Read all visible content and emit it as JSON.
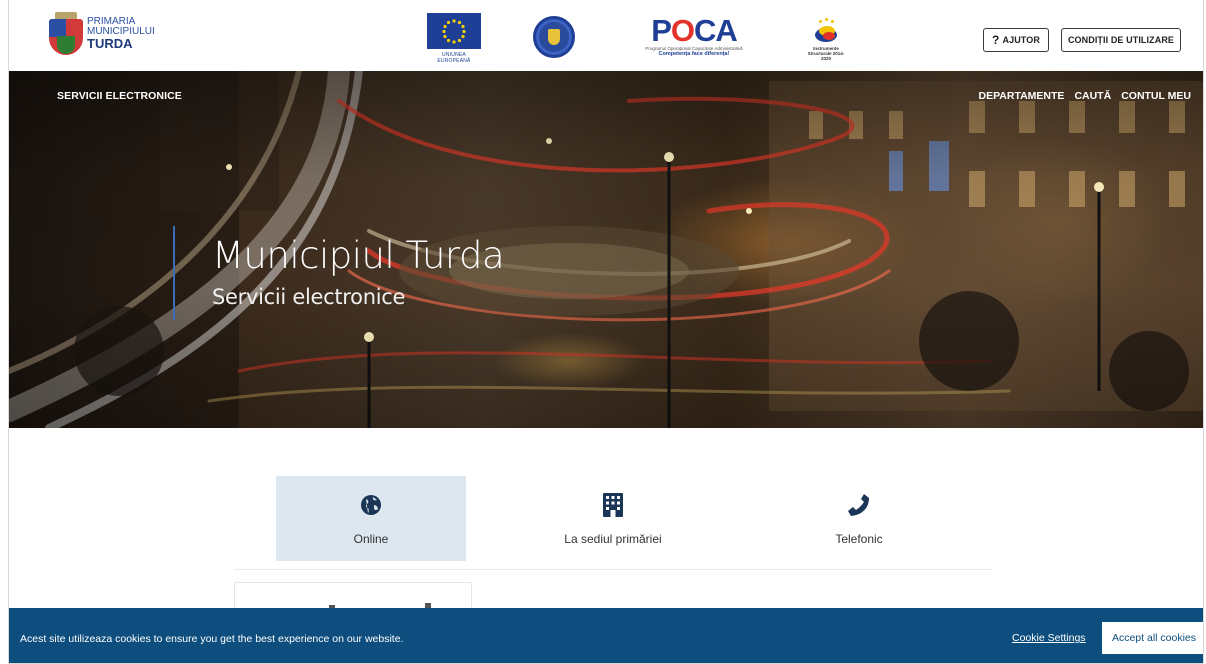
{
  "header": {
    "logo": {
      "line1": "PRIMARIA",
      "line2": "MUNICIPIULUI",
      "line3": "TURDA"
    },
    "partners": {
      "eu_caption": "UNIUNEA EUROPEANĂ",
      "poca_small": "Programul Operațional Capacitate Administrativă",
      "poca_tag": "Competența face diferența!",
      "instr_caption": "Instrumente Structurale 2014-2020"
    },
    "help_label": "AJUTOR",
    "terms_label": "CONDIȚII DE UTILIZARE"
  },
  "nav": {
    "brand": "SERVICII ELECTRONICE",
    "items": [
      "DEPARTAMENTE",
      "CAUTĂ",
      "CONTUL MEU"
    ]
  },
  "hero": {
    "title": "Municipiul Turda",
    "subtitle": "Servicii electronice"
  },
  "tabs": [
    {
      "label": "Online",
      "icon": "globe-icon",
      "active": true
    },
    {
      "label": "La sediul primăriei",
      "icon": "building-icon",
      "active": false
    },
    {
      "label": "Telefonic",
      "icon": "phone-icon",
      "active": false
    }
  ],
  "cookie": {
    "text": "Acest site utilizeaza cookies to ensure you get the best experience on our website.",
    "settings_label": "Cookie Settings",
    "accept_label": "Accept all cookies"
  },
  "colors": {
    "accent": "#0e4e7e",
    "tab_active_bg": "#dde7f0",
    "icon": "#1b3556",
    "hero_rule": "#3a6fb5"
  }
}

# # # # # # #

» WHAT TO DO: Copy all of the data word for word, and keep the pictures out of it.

» WRITTEN RESPONSE:
Read all visible content and emit it as JSON.
{
  "header": {
    "logo": {
      "line1": "PRIMARIA",
      "line2": "MUNICIPIULUI",
      "line3": "TURDA"
    },
    "partners": {
      "eu_caption": "UNIUNEA EUROPEANĂ",
      "poca_small": "Programul Operațional Capacitate Administrativă",
      "poca_tag": "Competența face diferența!",
      "instr_caption": "Instrumente Structurale 2014-2020"
    },
    "help_label": "AJUTOR",
    "terms_label": "CONDIȚII DE UTILIZARE"
  },
  "nav": {
    "brand": "SERVICII ELECTRONICE",
    "items": [
      "DEPARTAMENTE",
      "CAUTĂ",
      "CONTUL MEU"
    ]
  },
  "hero": {
    "title": "Municipiul Turda",
    "subtitle": "Servicii electronice"
  },
  "tabs": [
    {
      "label": "Online",
      "icon": "globe-icon",
      "active": true
    },
    {
      "label": "La sediul primăriei",
      "icon": "building-icon",
      "active": false
    },
    {
      "label": "Telefonic",
      "icon": "phone-icon",
      "active": false
    }
  ],
  "cookie": {
    "text": "Acest site utilizeaza cookies to ensure you get the best experience on our website.",
    "settings_label": "Cookie Settings",
    "accept_label": "Accept all cookies"
  },
  "colors": {
    "accent": "#0e4e7e",
    "tab_active_bg": "#dde7f0",
    "icon": "#1b3556",
    "hero_rule": "#3a6fb5"
  }
}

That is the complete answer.